• Work request
In the listing, find every line that has the string "clocks" and copy it.

(Data for review Opens)

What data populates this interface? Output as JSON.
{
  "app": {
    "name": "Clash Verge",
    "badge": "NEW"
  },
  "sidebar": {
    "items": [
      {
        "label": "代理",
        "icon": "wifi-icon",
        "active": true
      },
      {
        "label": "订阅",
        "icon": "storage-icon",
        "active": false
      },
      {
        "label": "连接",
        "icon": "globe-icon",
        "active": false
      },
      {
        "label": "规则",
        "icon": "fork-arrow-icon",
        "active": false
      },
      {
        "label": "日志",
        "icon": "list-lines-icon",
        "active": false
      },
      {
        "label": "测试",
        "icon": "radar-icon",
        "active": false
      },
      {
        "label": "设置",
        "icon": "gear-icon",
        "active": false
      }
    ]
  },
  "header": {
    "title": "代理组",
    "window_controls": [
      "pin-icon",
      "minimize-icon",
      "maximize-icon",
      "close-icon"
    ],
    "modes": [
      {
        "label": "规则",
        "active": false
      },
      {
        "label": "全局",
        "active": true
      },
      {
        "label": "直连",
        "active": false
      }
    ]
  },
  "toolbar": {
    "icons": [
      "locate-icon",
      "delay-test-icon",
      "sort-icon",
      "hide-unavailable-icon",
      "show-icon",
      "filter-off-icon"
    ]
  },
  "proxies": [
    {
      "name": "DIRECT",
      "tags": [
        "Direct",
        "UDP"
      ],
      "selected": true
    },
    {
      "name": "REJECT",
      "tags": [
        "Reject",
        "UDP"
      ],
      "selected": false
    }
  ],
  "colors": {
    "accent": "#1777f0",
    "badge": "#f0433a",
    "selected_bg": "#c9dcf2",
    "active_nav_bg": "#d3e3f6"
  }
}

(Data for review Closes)
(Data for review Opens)

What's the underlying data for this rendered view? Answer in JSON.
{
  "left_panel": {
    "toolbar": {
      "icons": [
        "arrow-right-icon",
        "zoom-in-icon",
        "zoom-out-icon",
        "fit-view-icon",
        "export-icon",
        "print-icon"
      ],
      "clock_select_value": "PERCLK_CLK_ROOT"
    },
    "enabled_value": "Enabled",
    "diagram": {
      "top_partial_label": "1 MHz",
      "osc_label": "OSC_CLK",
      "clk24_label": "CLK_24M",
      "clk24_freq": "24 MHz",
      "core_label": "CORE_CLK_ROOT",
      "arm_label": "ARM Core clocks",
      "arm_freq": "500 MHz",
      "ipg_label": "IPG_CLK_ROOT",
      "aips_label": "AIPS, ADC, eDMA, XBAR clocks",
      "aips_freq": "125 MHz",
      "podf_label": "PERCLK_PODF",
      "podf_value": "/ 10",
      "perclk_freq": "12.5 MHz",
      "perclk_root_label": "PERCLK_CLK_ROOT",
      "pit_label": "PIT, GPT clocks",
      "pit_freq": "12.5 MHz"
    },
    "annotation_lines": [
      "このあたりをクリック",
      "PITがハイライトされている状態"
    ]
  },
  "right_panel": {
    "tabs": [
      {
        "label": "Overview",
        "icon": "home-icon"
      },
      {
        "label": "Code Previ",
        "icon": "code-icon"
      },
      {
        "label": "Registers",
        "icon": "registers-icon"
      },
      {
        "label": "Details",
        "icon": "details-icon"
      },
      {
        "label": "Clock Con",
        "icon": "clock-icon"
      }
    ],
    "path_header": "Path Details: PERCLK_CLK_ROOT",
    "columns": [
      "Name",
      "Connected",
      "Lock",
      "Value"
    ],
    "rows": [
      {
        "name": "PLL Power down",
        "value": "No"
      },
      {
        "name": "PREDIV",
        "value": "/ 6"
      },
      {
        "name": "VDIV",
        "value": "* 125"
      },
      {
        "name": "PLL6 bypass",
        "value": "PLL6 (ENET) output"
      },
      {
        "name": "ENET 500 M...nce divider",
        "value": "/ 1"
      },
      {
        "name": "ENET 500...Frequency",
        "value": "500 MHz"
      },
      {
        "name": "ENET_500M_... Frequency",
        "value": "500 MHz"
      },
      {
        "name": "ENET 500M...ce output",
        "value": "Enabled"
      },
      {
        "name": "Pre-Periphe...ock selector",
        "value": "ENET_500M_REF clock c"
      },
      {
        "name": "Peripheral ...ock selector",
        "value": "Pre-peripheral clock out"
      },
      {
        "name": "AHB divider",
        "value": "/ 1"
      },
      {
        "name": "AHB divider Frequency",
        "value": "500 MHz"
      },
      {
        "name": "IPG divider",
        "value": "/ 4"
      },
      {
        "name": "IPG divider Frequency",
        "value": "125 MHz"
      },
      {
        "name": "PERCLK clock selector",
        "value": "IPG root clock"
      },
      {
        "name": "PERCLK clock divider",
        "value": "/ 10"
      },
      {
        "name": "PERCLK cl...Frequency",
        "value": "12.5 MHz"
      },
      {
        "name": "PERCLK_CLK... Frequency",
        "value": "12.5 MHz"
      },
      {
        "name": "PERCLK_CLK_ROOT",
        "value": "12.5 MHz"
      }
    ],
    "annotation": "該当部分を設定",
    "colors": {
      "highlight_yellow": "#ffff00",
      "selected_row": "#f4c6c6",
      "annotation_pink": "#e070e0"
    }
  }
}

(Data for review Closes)

• Reply
      "arm_label": "ARM Core clocks",
      "aips_label": "AIPS, ADC, eDMA, XBAR clocks",
      "pit_label": "PIT, GPT clocks",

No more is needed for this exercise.